[Collected data]
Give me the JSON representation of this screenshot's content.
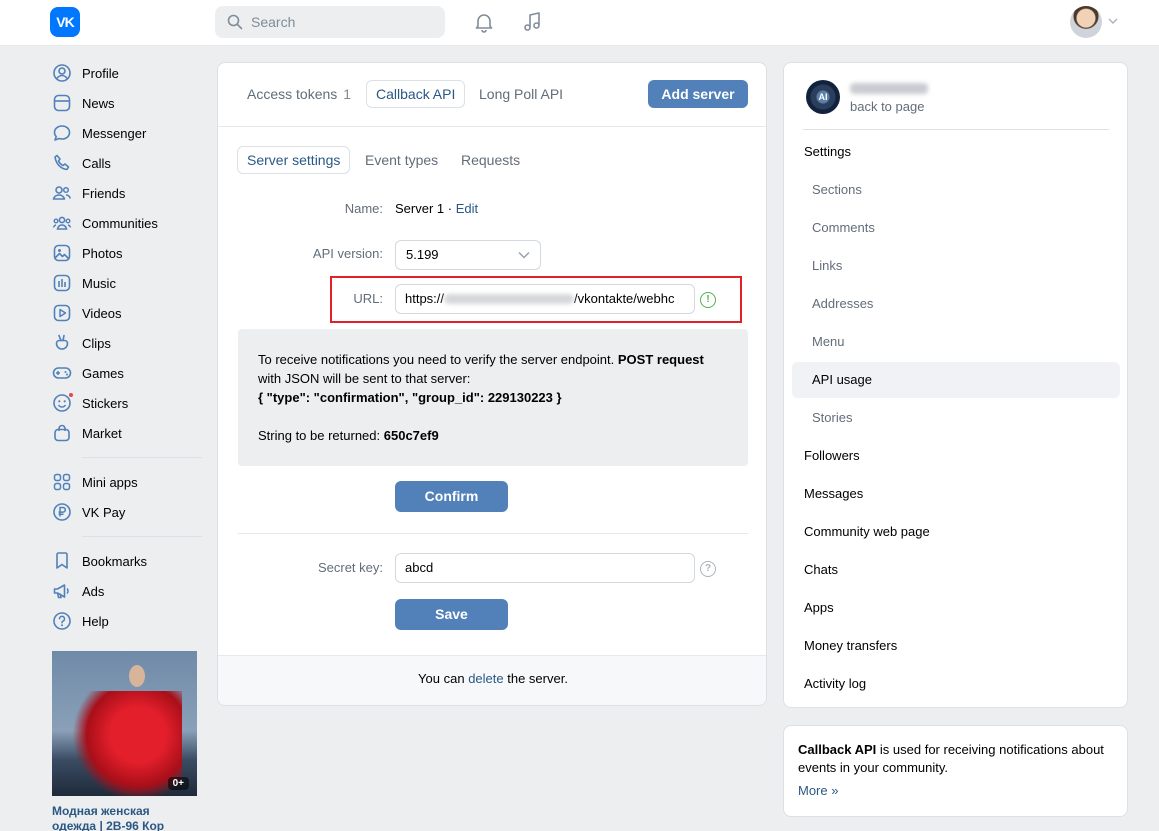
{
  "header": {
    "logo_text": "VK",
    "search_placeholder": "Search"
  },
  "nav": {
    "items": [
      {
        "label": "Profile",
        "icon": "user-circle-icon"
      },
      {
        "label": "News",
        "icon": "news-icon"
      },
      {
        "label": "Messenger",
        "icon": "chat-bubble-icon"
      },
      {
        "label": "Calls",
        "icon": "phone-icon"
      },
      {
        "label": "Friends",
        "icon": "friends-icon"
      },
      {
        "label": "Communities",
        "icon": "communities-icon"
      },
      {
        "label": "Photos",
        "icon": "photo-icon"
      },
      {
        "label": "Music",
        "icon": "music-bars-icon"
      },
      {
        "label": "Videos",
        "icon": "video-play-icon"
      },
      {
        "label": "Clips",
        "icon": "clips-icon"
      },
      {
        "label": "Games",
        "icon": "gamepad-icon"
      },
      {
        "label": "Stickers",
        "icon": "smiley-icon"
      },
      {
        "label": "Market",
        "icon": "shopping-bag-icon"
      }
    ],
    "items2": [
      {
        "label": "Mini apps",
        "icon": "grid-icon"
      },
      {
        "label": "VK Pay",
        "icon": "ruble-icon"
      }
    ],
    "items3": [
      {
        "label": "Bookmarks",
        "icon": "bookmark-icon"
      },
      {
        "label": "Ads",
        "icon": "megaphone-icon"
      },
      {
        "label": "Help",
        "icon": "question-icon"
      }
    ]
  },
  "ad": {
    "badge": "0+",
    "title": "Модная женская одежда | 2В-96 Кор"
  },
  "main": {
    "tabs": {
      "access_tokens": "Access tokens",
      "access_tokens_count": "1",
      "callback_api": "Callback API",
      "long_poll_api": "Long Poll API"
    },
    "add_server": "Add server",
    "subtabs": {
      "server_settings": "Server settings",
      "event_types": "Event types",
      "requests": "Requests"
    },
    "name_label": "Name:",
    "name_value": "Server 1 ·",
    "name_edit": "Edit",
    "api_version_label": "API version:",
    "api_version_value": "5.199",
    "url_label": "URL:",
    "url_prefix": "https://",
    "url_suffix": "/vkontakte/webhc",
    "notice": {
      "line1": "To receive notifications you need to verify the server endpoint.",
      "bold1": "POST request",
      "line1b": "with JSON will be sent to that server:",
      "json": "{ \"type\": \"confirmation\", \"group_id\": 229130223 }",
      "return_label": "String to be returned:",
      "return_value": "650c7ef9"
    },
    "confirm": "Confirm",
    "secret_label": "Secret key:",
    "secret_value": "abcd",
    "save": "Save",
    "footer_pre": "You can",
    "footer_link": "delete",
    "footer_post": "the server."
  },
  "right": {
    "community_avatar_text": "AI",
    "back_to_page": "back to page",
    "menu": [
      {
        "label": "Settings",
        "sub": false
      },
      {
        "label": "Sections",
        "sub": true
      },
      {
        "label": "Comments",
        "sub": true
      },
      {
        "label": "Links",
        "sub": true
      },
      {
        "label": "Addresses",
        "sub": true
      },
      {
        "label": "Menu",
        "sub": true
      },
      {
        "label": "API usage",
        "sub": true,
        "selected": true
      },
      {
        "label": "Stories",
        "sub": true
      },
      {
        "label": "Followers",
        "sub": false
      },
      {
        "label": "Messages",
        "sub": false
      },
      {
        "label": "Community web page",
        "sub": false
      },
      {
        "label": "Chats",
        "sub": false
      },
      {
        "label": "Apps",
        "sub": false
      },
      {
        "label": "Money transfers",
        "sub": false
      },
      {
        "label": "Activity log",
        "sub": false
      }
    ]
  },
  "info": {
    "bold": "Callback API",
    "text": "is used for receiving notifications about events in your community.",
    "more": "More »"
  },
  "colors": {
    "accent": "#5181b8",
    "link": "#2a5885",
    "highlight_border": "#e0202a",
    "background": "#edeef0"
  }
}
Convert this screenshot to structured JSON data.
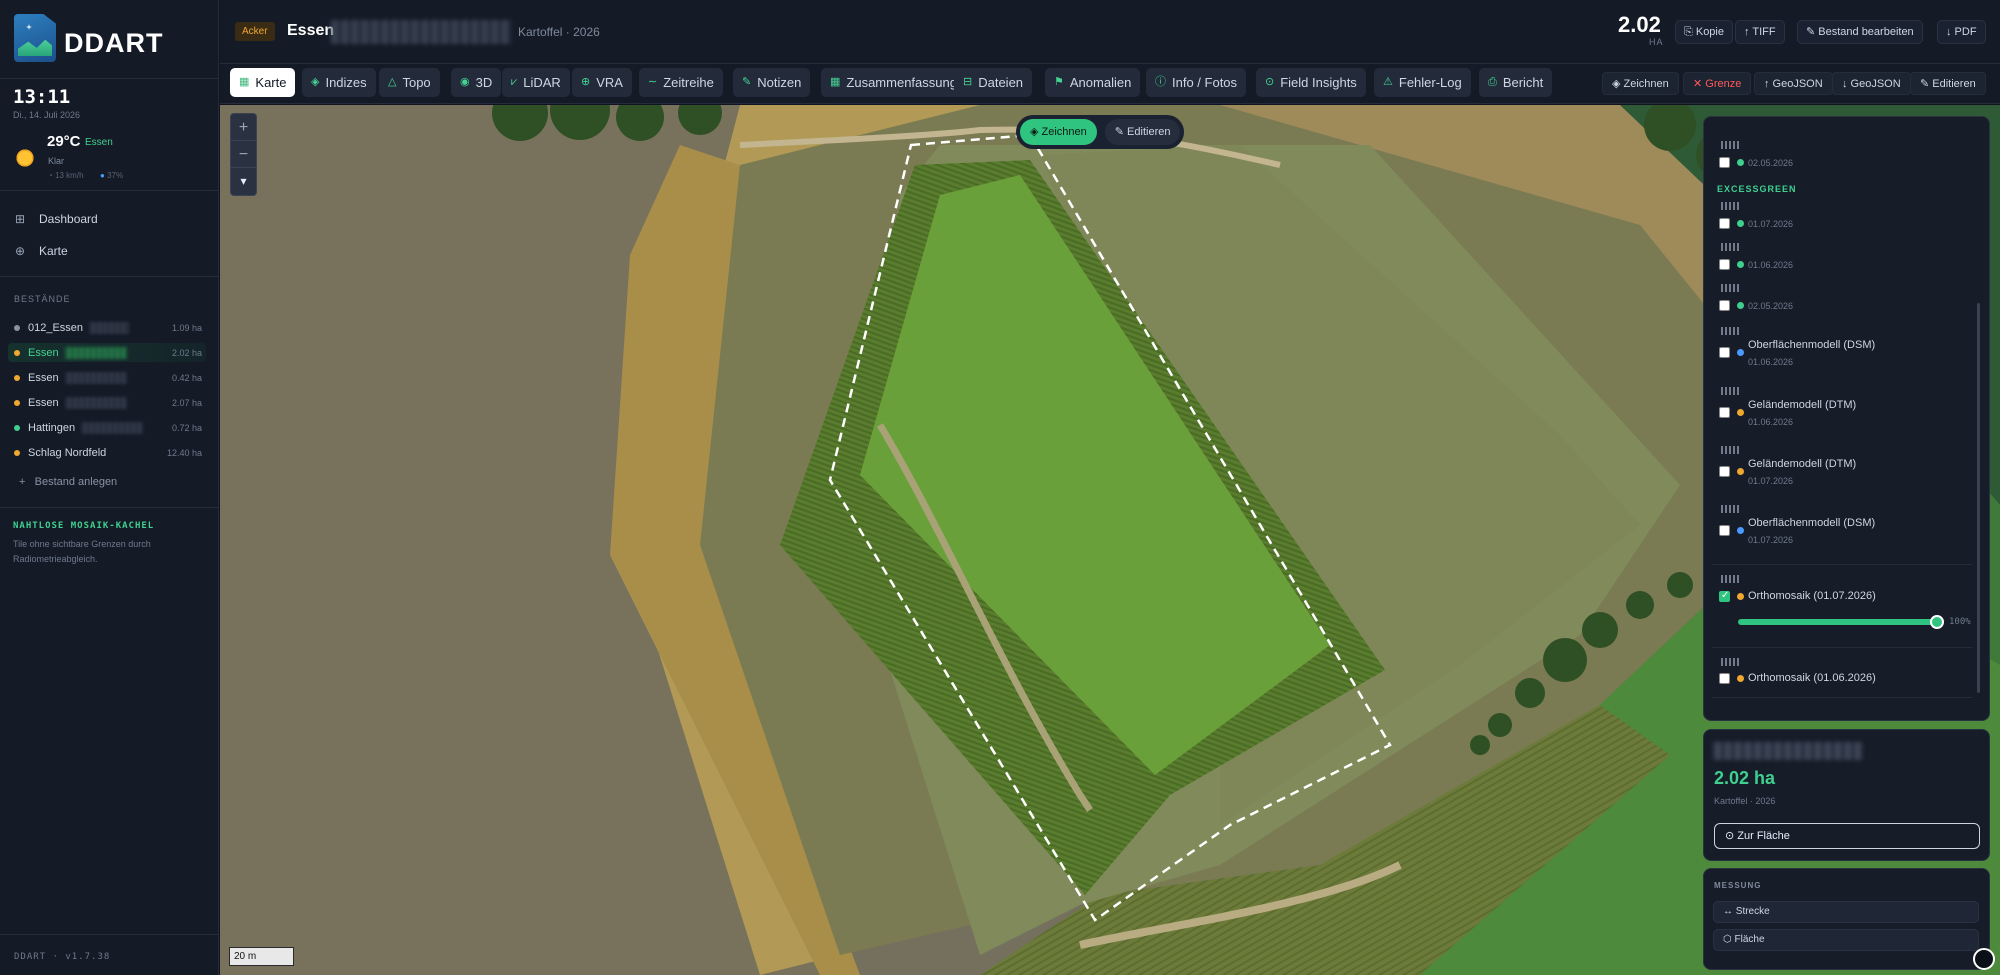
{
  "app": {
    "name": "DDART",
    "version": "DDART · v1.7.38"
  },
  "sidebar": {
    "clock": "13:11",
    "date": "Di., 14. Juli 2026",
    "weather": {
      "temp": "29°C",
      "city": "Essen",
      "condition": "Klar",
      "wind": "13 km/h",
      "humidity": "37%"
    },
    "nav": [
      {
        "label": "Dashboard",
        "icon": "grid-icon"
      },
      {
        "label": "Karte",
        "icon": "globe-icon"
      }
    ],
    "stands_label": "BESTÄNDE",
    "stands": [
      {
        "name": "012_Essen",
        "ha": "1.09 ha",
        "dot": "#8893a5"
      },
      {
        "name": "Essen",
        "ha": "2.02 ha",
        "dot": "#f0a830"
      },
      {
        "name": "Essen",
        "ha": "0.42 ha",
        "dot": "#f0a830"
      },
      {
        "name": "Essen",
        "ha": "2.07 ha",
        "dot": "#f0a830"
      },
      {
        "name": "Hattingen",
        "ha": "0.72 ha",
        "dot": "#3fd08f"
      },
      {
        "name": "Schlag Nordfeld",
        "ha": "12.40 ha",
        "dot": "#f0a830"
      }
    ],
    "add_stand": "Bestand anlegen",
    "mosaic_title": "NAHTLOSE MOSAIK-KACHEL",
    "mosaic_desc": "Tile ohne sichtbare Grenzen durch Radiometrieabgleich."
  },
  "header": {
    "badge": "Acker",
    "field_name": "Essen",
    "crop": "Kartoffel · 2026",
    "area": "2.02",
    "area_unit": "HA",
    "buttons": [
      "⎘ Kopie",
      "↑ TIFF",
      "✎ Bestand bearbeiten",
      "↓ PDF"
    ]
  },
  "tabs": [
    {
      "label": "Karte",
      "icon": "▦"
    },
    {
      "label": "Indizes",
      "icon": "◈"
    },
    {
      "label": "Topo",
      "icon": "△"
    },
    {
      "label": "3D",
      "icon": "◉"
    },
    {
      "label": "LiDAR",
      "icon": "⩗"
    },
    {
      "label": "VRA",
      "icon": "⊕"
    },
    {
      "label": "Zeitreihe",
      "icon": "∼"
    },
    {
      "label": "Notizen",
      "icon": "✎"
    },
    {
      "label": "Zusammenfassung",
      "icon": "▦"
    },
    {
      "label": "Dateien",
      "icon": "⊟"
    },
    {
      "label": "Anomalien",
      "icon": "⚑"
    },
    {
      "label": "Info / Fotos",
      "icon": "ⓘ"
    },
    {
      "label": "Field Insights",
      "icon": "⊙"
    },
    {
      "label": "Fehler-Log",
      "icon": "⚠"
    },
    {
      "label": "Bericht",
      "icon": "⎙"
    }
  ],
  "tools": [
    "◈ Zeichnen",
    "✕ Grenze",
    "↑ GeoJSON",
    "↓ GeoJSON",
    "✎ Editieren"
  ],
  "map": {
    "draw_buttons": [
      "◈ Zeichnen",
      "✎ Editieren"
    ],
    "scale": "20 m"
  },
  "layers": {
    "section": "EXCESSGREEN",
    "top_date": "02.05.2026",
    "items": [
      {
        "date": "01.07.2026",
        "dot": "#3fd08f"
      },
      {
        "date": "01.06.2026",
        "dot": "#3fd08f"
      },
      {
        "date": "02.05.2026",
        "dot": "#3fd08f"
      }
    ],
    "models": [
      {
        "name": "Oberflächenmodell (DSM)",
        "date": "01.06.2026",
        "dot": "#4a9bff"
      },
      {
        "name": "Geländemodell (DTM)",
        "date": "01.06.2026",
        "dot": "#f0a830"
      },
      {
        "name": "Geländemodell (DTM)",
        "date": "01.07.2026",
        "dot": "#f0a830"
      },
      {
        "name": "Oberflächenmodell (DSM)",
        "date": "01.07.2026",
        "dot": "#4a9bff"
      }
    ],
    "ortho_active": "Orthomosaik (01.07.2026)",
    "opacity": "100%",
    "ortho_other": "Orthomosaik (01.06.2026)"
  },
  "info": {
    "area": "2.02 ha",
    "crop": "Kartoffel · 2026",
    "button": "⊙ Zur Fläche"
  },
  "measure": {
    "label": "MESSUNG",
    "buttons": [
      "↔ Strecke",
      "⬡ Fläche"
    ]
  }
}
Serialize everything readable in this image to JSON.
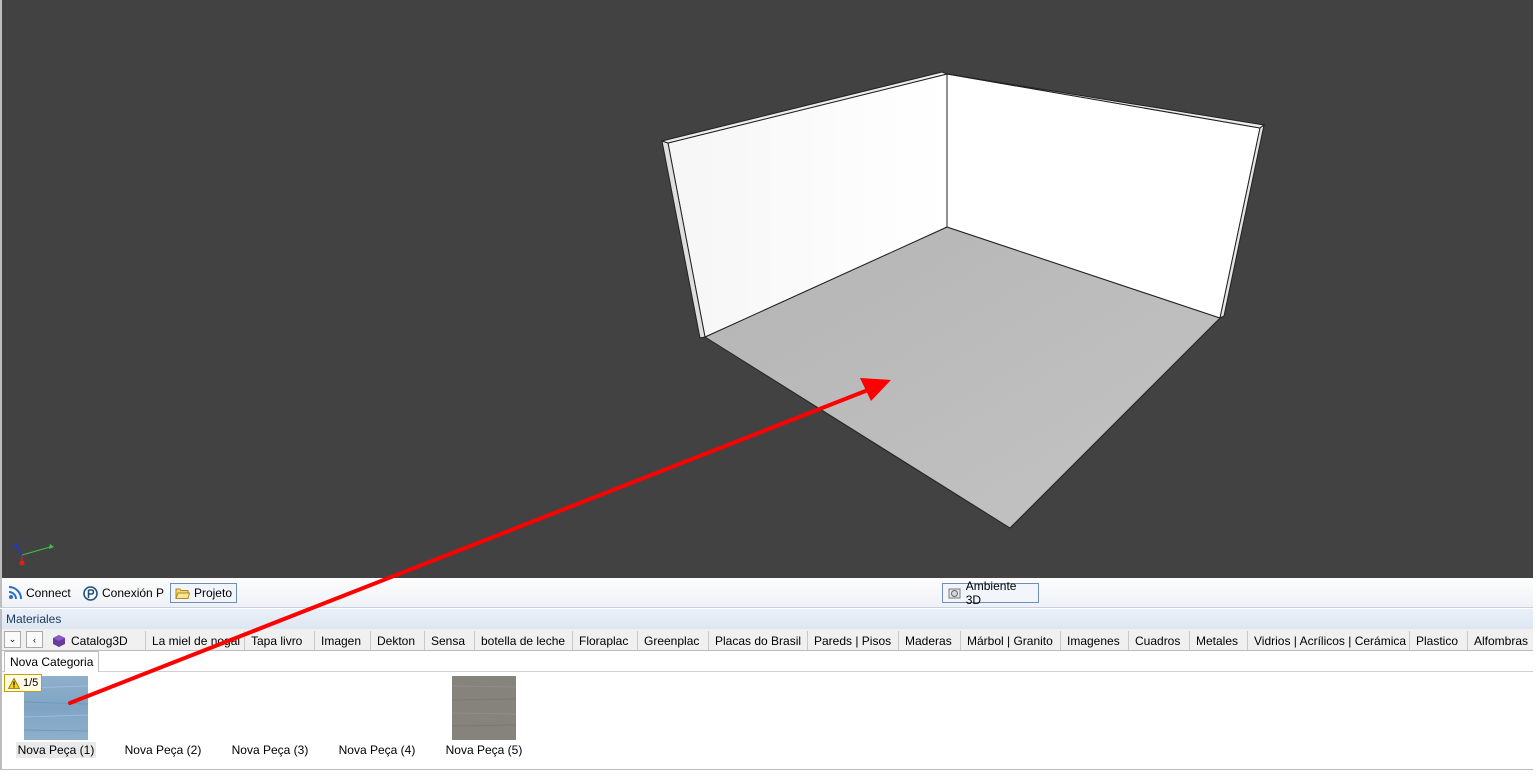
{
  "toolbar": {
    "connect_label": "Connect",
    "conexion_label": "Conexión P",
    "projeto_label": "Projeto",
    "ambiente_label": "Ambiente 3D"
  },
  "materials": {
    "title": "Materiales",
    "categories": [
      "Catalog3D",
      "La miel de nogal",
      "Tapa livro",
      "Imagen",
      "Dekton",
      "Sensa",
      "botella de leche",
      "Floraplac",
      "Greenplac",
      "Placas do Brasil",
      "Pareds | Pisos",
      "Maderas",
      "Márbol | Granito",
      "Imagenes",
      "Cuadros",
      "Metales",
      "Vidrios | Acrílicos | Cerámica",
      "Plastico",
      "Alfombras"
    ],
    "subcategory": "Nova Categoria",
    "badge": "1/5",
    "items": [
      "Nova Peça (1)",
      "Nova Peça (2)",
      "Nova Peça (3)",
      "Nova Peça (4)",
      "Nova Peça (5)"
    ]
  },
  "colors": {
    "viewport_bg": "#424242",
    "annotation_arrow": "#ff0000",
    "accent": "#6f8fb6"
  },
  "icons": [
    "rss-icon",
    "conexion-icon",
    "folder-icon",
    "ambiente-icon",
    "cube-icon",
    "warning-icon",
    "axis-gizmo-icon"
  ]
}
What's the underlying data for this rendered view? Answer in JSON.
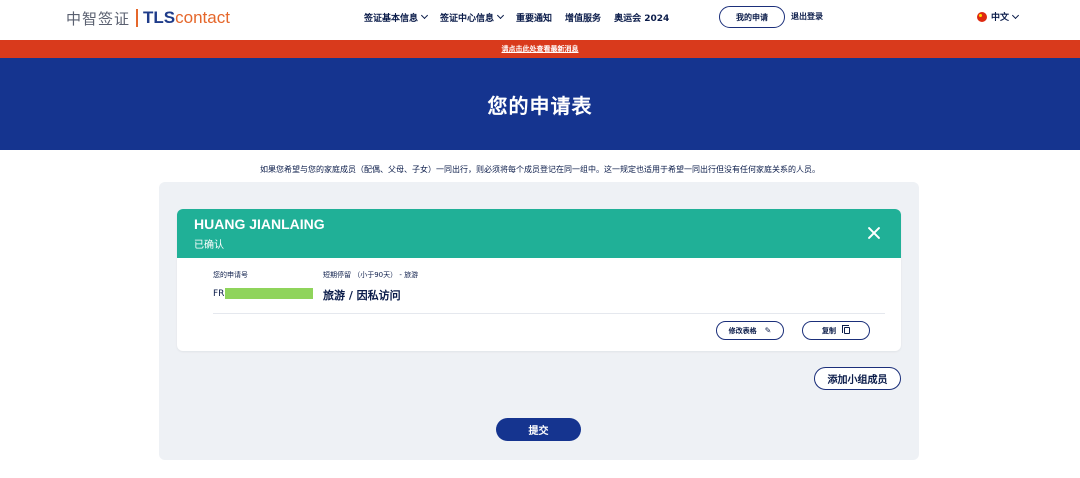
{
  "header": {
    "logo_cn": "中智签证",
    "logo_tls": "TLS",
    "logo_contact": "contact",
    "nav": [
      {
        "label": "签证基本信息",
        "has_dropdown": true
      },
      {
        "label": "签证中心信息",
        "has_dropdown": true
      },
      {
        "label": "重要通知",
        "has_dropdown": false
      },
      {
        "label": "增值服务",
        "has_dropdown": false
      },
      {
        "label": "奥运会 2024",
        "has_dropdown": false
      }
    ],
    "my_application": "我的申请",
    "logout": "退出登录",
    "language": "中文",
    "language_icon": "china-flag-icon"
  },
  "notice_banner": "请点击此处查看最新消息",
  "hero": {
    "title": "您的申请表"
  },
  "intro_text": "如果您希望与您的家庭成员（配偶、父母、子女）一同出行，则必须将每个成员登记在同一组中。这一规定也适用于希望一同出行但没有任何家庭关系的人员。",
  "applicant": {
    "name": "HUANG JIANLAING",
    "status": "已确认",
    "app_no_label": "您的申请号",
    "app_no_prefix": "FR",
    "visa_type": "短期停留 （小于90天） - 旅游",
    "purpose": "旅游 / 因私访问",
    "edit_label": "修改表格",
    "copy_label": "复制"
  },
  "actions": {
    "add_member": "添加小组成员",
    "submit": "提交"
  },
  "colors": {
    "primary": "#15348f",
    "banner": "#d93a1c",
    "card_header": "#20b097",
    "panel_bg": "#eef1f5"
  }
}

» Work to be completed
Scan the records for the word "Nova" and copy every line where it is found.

» Answer below
    "subcategory": "Nova Categoria",
      "Nova Peça (1)",
      "Nova Peça (2)",
      "Nova Peça (3)",
      "Nova Peça (4)",
      "Nova Peça (5)"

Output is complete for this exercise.